(RECORDS SHOWN begins)

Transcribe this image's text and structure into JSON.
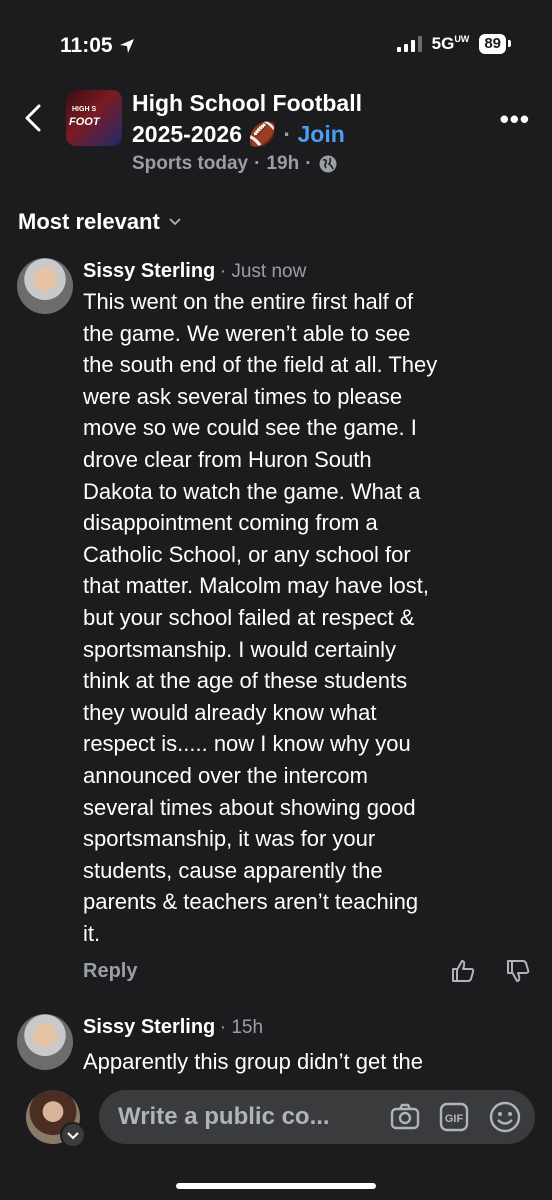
{
  "status_bar": {
    "time": "11:05",
    "network": "5G",
    "network_sub": "UW",
    "battery": "89"
  },
  "header": {
    "group_name_line1": "High School Football",
    "group_name_line2": "2025-2026 🏈",
    "join_label": "Join",
    "separator": "·",
    "source": "Sports today",
    "age": "19h",
    "thumb_text_small": "HIGH S",
    "thumb_text_big": "FOOT"
  },
  "sort": {
    "label": "Most relevant"
  },
  "comments": [
    {
      "author": "Sissy Sterling",
      "time": "· Just now",
      "lines": [
        "This went on the entire first half of",
        "the game. We weren’t able to see",
        "the south end of the field at all. They",
        "were ask several times to please",
        "move so we could see the game. I",
        "drove clear from Huron South",
        "Dakota to watch the game. What a",
        "disappointment coming from a",
        "Catholic School, or any school for",
        "that matter. Malcolm may have lost,",
        "but your school failed at respect &",
        "sportsmanship. I would certainly",
        "think at the age of these students",
        "they would already know what",
        "respect is..... now I know why you",
        "announced over the intercom",
        "several times about showing good",
        "sportsmanship, it was for your",
        "students, cause apparently the",
        "parents & teachers aren’t teaching",
        "it."
      ],
      "reply_label": "Reply"
    },
    {
      "author": "Sissy Sterling",
      "time": "· 15h",
      "lines": [
        "Apparently this group didn’t get the"
      ]
    }
  ],
  "composer": {
    "placeholder": "Write a public co..."
  },
  "colors": {
    "background": "#1c1c1e",
    "accent": "#4d9cf6",
    "muted": "#9a9ea6"
  }
}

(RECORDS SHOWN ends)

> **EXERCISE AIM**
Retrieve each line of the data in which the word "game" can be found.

> **RESPONSE TO THE TASK**
        "the game. We weren’t able to see",
        "move so we could see the game. I",
        "Dakota to watch the game. What a",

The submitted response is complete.